While it was great to see additional female faces (because the, shall we say politely, scant amount of women in the movie is frustrating), it’s getting really, really tiresome to witness women’s performances end up on the cutting room floor in favor of another 30 seconds of impersonal, wood-faced clones of tin soldiers whacking at each other en masse.

Here there be opinions!

Wonder Woman Transmog

I loved Wonder Woman so much that I decided to try my hand at putting together a Diana-themed transmog. Here’s what my protection paladin is sporting now:

It may not be perfect, but I’m pretty happy with the results.

Here’s a link to the set, if anyone’s curious about the pieces. Anybody got any better suggestions? I’d love to see someone else’s take on it!

(And, of course, she has a horse.)

Of Dice and Dragons is an occasional feature about games and gaming.

Roman Dice Tower

People have been playing games with dice for a very long time, and for as longs as we’ve been playing with dice we’ve been worrying about how to make sure we (and everybody else we’re playing with) get a fair throw. One solution to this problem is the dice tower, a box you can toss your dice into and have them rattle out the bottom. Dice towers are nothing new, either. Here’s a Roman version.

Dice tower, photograph by Rheinisches Landesmuseum via Wikimedia (Rheinisches Landesmuseum, Bonn; 4th c. CE; copper alloy)

This tower was found on a villa in Germany, near the Rhine River. Dice tossed in the top cascaded through a series of baffles to randomize them and then down a series of steps a the bottom. On their way out, they would have knocked and rung thee little bells (only one of which survives).

The Latin text on the step face reads: “The Picts are defeated. The enemy is destroyed. Play in peace.” This text helps date the tower to the fourth century, when the Picts first emerged as a power on the Roman frontier in Scotland. The Rhine was an important trade route that connected across the North Sea to Britain, so it is no surprise that people in the German provinces might want to celebrate a victory over the Picts with a game of dice.

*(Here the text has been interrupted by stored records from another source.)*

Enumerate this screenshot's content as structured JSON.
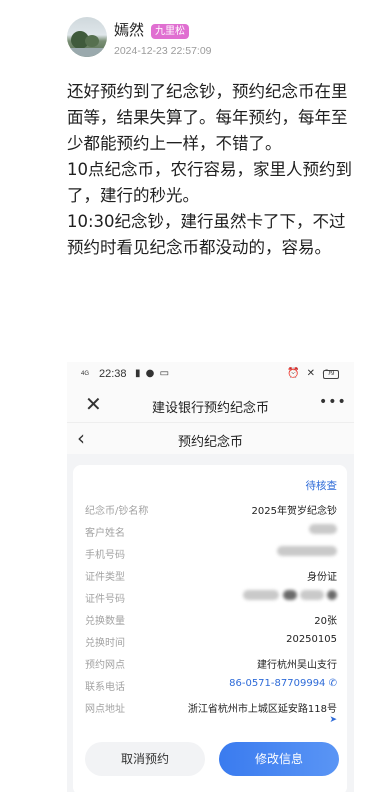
{
  "post": {
    "username": "嫣然",
    "badge": "九里松",
    "timestamp": "2024-12-23 22:57:09",
    "paragraphs": [
      "还好预约到了纪念钞，预约纪念币在里面等，结果失算了。每年预约，每年至少都能预约上一样，不错了。",
      "10点纪念币，农行容易，家里人预约到了，建行的秒光。",
      "10:30纪念钞，建行虽然卡了下，不过预约时看见纪念币都没动的，容易。"
    ]
  },
  "screenshot": {
    "status_bar": {
      "network": "4G",
      "time": "22:38",
      "left_icons": "▮ ● ▭",
      "right_icons": "⏰ ✕ ◠",
      "battery": "79"
    },
    "titlebar": {
      "close_glyph": "✕",
      "title": "建设银行预约纪念币",
      "more_glyph": "•••"
    },
    "navbar": {
      "back_glyph": "‹",
      "title": "预约纪念币"
    },
    "card": {
      "status": "待核查",
      "fields": [
        {
          "label": "纪念币/钞名称",
          "value": "2025年贺岁纪念钞"
        },
        {
          "label": "客户姓名",
          "value": ""
        },
        {
          "label": "手机号码",
          "value": ""
        },
        {
          "label": "证件类型",
          "value": "身份证"
        },
        {
          "label": "证件号码",
          "value": ""
        },
        {
          "label": "兑换数量",
          "value": "20张"
        },
        {
          "label": "兑换时间",
          "value": "20250105"
        },
        {
          "label": "预约网点",
          "value": "建行杭州吴山支行"
        },
        {
          "label": "联系电话",
          "value": "86-0571-87709994"
        },
        {
          "label": "网点地址",
          "value": "浙江省杭州市上城区延安路118号"
        }
      ]
    },
    "buttons": {
      "cancel": "取消预约",
      "edit": "修改信息"
    },
    "colors": {
      "accent": "#2e6bd8",
      "badge": "#e06fd1"
    }
  }
}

Of Dice and Dragons is an occasional feature about games and gaming.